WHAT IS EXPECTED:
Without the pictures, give the listing below again exactly.

INPUT DATA:
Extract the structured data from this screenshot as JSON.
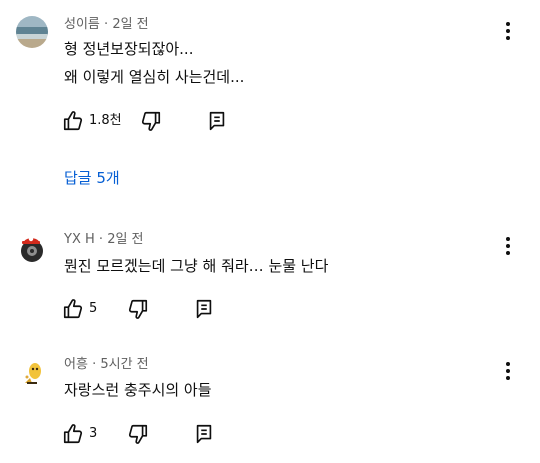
{
  "comments": [
    {
      "author": "성이름",
      "time": "2일 전",
      "separator": "·",
      "lines": [
        "형 정년보장되잖아...",
        "왜 이렇게 열심히 사는건데..."
      ],
      "likes": "1.8천",
      "avatar_icon": "ocean-landscape-avatar"
    },
    {
      "author": "YX H",
      "time": "2일 전",
      "separator": "·",
      "lines": [
        "뭔진 모르겠는데 그냥 해 줘라… 눈물 난다"
      ],
      "likes": "5",
      "avatar_icon": "mario-tire-avatar"
    },
    {
      "author": "어흥",
      "time": "5시간 전",
      "separator": "·",
      "lines": [
        "자랑스런 충주시의 아들"
      ],
      "likes": "3",
      "avatar_icon": "yellow-character-avatar"
    }
  ],
  "replies_label": "답글 5개",
  "colors": {
    "link": "#065fd4",
    "meta": "#606060",
    "text": "#0f0f0f"
  },
  "icons": {
    "like": "thumbs-up-icon",
    "dislike": "thumbs-down-icon",
    "reply": "reply-icon",
    "more": "more-vertical-icon"
  }
}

EXERCISE SOLUTION:
Extract the structured data from this screenshot as JSON.
{
  "comments": [
    {
      "author": "성이름",
      "time": "2일 전",
      "separator": "·",
      "lines": [
        "형 정년보장되잖아...",
        "왜 이렇게 열심히 사는건데..."
      ],
      "likes": "1.8천",
      "avatar_icon": "ocean-landscape-avatar"
    },
    {
      "author": "YX H",
      "time": "2일 전",
      "separator": "·",
      "lines": [
        "뭔진 모르겠는데 그냥 해 줘라… 눈물 난다"
      ],
      "likes": "5",
      "avatar_icon": "mario-tire-avatar"
    },
    {
      "author": "어흥",
      "time": "5시간 전",
      "separator": "·",
      "lines": [
        "자랑스런 충주시의 아들"
      ],
      "likes": "3",
      "avatar_icon": "yellow-character-avatar"
    }
  ],
  "replies_label": "답글 5개",
  "colors": {
    "link": "#065fd4",
    "meta": "#606060",
    "text": "#0f0f0f"
  },
  "icons": {
    "like": "thumbs-up-icon",
    "dislike": "thumbs-down-icon",
    "reply": "reply-icon",
    "more": "more-vertical-icon"
  }
}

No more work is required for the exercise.